━━━ RECORDED DATA ━━━
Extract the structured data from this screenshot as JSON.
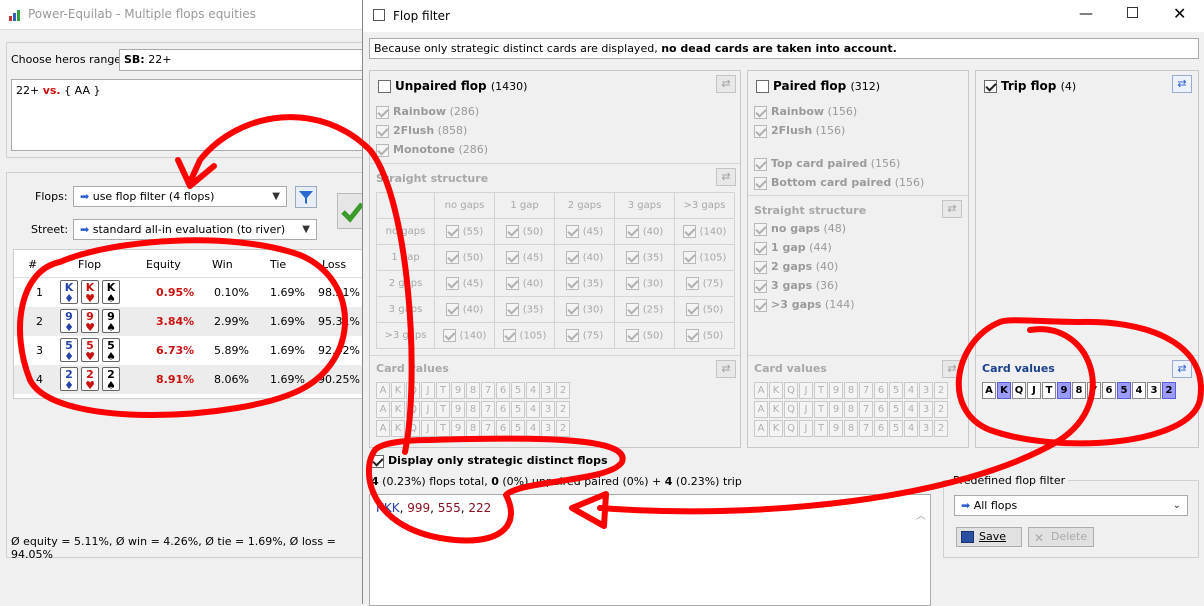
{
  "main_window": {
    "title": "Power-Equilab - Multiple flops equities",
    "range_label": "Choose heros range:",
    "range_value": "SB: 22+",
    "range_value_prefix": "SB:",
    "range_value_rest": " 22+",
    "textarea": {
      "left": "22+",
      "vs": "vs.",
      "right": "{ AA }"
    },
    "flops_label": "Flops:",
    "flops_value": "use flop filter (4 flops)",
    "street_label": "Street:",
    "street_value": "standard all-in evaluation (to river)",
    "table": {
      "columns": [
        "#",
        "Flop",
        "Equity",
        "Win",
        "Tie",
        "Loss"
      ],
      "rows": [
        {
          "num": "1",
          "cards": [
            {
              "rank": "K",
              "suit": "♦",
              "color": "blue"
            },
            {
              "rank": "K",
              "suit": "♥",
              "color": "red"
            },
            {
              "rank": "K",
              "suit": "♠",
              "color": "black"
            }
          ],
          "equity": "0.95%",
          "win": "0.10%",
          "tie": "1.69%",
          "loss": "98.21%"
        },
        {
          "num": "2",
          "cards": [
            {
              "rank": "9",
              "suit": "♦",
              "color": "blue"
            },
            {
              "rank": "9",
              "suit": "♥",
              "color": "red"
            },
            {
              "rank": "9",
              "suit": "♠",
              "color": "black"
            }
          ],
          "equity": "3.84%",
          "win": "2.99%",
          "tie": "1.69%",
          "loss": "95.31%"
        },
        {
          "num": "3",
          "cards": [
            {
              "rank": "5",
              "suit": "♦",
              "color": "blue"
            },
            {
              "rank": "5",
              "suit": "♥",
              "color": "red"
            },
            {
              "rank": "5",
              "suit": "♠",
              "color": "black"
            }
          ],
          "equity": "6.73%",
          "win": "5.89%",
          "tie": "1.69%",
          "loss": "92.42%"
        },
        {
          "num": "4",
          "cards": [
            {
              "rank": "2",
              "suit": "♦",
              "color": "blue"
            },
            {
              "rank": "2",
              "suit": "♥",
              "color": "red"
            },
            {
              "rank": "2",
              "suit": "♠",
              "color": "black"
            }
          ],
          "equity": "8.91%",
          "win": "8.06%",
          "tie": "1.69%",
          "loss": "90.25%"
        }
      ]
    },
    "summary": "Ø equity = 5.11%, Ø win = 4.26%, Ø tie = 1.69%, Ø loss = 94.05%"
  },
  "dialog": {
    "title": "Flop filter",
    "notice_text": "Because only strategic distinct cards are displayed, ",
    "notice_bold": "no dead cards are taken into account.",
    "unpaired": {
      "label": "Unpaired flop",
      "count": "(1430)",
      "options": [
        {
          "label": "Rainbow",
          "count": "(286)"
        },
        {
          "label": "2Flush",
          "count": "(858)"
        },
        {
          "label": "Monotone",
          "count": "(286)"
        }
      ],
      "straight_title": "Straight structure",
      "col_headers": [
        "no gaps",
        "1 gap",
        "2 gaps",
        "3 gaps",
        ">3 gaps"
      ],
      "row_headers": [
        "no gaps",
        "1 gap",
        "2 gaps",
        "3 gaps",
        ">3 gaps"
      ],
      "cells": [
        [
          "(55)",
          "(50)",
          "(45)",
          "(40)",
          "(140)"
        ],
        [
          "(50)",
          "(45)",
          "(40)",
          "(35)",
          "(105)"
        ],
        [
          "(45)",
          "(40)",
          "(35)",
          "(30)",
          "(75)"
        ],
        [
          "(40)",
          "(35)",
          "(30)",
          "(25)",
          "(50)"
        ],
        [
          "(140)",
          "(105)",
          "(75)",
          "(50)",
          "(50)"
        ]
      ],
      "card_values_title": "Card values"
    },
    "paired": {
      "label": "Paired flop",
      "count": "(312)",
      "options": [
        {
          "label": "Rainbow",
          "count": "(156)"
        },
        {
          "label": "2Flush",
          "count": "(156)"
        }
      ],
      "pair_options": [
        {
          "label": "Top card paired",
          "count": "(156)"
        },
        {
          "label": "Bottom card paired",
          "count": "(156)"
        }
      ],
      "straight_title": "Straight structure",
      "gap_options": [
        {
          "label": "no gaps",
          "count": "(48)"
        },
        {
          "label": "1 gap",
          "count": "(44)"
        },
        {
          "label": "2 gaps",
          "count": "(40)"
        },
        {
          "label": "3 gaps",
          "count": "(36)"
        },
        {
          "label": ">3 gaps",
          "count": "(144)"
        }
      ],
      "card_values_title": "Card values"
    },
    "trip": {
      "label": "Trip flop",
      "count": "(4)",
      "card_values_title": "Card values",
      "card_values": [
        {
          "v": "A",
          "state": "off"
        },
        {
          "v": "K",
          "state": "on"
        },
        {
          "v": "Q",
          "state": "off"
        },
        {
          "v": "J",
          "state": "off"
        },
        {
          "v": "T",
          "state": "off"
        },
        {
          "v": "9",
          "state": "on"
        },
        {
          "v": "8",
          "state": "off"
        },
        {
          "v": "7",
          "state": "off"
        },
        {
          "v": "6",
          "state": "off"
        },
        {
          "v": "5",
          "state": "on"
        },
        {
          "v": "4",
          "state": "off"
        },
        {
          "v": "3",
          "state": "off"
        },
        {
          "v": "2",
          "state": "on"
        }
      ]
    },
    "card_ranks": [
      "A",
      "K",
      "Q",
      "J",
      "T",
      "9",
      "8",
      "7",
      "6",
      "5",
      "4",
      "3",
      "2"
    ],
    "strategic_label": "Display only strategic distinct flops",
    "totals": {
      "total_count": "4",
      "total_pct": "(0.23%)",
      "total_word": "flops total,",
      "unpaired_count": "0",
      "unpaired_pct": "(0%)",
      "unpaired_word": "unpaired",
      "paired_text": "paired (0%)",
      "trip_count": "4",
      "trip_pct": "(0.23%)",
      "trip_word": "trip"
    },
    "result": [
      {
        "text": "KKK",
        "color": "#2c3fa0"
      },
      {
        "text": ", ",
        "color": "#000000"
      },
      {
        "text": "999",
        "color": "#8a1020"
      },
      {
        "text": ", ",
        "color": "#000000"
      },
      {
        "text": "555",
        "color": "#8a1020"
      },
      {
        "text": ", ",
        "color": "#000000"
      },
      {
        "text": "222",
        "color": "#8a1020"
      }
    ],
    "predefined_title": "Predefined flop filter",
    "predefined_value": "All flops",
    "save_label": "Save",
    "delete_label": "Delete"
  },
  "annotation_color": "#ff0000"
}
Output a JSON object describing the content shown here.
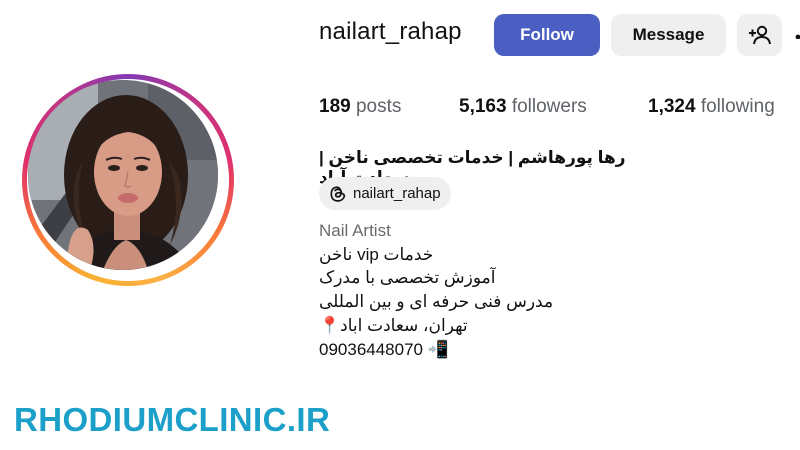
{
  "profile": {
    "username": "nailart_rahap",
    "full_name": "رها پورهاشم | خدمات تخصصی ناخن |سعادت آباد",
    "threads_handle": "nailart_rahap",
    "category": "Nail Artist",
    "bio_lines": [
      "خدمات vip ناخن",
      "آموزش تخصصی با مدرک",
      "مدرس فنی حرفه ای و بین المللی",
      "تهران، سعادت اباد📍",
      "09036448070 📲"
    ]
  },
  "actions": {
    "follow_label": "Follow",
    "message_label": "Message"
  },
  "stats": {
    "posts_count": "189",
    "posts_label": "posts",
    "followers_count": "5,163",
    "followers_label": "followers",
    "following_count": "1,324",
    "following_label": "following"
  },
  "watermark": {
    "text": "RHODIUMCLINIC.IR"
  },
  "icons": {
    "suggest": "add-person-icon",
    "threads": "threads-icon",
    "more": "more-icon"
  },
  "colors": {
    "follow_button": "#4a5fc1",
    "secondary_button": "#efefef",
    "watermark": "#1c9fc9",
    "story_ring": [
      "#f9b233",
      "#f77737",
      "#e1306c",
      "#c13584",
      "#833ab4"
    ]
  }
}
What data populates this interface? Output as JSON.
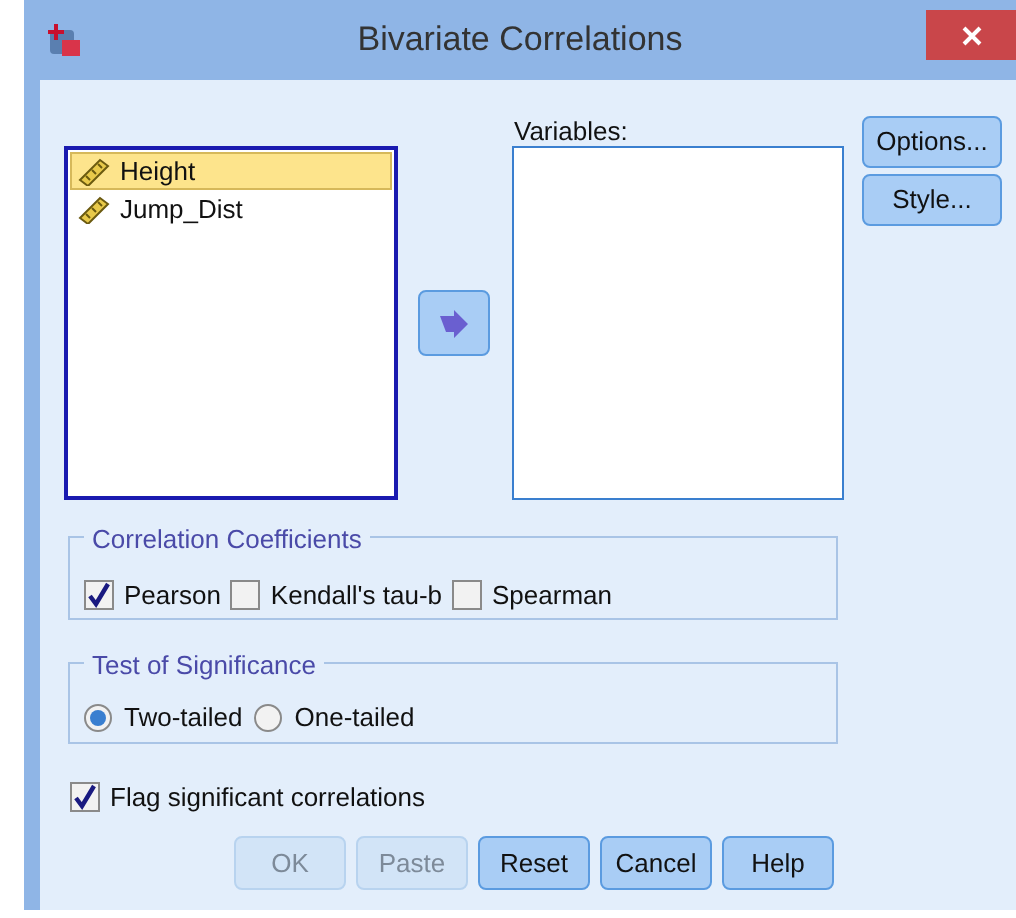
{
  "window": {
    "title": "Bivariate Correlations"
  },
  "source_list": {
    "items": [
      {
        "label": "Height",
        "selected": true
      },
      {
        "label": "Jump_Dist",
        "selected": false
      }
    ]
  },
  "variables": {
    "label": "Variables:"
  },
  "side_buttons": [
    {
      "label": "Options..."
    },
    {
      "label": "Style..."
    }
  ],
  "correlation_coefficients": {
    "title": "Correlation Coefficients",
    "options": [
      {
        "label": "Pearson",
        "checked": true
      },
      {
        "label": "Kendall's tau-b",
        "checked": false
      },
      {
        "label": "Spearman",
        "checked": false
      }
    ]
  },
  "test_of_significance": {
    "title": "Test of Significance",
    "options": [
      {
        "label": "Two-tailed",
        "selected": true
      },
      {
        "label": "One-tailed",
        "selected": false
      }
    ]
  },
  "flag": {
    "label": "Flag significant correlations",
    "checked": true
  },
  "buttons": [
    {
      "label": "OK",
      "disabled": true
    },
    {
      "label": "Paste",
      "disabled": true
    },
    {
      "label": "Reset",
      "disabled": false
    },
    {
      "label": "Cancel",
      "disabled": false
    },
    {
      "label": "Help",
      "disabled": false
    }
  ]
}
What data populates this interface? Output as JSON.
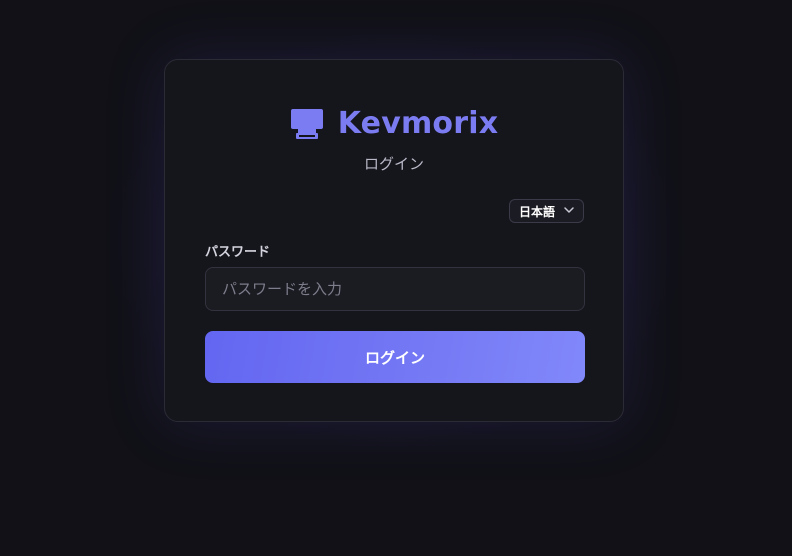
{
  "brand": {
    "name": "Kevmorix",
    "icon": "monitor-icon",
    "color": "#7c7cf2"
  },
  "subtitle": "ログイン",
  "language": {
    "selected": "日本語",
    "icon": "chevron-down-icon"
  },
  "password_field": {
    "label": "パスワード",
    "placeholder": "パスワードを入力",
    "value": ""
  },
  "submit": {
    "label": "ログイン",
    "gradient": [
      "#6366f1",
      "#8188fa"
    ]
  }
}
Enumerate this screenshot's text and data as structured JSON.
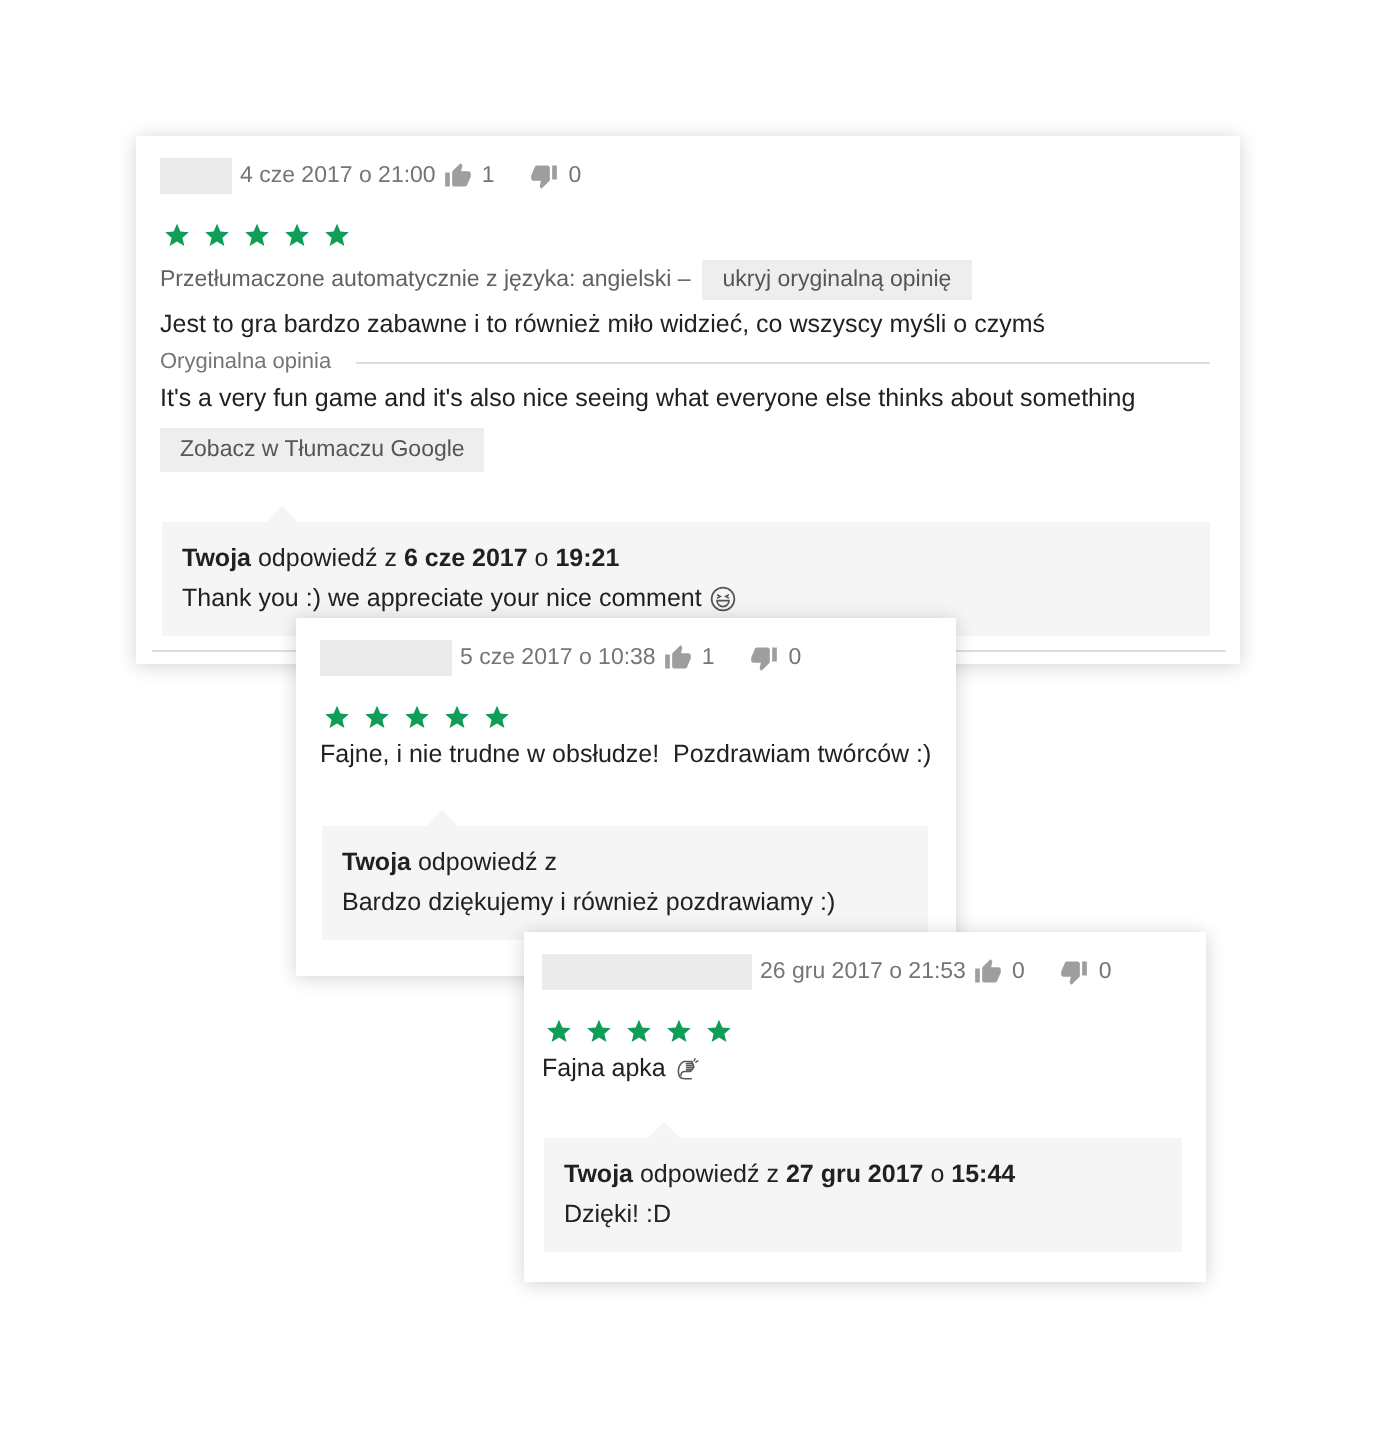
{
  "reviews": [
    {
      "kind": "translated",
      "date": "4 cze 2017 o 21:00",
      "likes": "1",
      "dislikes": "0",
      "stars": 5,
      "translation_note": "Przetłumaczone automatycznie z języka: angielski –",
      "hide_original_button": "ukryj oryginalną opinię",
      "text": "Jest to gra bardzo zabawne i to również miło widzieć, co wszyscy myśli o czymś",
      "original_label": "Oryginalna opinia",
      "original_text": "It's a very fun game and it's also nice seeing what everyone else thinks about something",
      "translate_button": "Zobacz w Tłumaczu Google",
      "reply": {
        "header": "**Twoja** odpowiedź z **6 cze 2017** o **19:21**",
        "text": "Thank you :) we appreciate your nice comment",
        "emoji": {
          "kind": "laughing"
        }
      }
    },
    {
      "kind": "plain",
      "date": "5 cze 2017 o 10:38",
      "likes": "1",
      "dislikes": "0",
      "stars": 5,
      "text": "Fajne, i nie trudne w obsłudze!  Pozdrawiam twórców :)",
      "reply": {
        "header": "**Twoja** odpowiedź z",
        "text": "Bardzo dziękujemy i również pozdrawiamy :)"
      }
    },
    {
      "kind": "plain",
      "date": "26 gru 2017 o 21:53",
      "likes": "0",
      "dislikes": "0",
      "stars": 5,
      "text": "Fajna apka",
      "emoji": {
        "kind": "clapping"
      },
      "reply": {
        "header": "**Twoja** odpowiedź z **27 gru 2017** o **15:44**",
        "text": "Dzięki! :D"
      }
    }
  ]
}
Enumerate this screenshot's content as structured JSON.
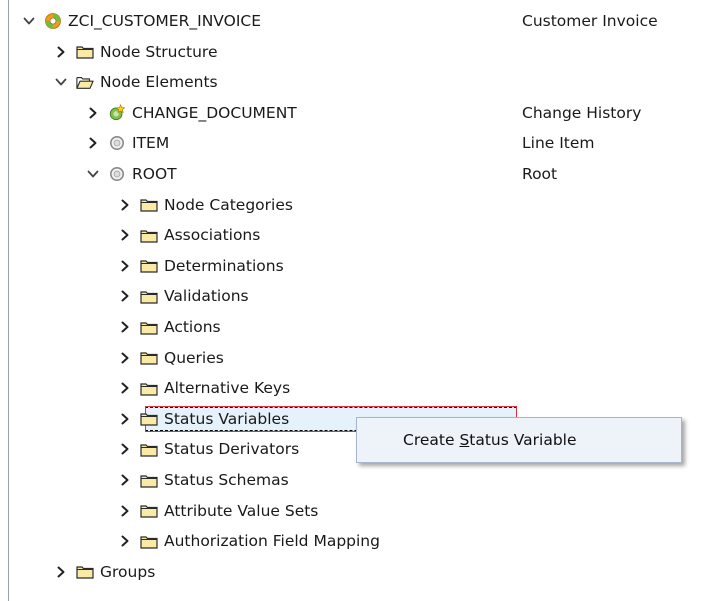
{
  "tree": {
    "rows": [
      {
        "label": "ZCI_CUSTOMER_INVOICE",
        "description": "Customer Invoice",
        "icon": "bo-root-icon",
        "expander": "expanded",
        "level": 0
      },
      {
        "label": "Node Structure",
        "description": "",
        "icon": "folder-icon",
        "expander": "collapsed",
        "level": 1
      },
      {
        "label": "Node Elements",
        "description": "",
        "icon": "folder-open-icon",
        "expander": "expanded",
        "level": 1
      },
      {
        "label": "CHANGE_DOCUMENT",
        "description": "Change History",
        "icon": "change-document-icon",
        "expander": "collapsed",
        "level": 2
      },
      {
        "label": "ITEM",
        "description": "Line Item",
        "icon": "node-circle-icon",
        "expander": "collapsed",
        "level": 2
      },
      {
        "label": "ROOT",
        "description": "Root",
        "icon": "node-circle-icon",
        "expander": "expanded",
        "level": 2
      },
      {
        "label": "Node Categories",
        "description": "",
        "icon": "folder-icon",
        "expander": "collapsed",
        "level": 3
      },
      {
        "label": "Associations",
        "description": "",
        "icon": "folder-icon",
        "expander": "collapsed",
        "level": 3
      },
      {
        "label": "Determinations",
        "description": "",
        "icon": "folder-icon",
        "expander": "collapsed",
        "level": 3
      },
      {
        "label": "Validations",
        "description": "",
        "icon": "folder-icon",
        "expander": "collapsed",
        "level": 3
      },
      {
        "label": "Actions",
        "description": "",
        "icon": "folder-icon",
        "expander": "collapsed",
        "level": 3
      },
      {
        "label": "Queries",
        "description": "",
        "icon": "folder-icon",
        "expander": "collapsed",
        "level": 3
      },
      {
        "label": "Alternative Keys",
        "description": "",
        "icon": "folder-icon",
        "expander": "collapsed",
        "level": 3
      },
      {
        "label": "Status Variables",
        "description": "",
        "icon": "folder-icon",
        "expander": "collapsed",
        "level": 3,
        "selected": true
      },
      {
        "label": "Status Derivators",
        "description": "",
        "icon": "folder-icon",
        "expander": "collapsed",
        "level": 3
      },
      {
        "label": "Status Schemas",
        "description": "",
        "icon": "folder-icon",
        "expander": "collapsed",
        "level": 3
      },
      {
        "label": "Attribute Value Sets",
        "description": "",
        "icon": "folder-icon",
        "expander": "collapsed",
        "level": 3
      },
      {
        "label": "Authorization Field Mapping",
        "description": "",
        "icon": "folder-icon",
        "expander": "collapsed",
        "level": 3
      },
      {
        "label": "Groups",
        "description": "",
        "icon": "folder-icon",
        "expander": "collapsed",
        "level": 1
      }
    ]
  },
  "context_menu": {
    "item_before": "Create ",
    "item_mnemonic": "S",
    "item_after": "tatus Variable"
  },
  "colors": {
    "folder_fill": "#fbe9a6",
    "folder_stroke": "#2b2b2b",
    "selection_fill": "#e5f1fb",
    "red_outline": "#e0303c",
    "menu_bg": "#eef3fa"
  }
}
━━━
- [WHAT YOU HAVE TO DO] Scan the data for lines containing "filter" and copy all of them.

- [SOLVED EXERCISE]
    "flops_value": "use flop filter (4 flops)",
    "title": "Flop filter",
    "predefined_title": "Predefined flop filter",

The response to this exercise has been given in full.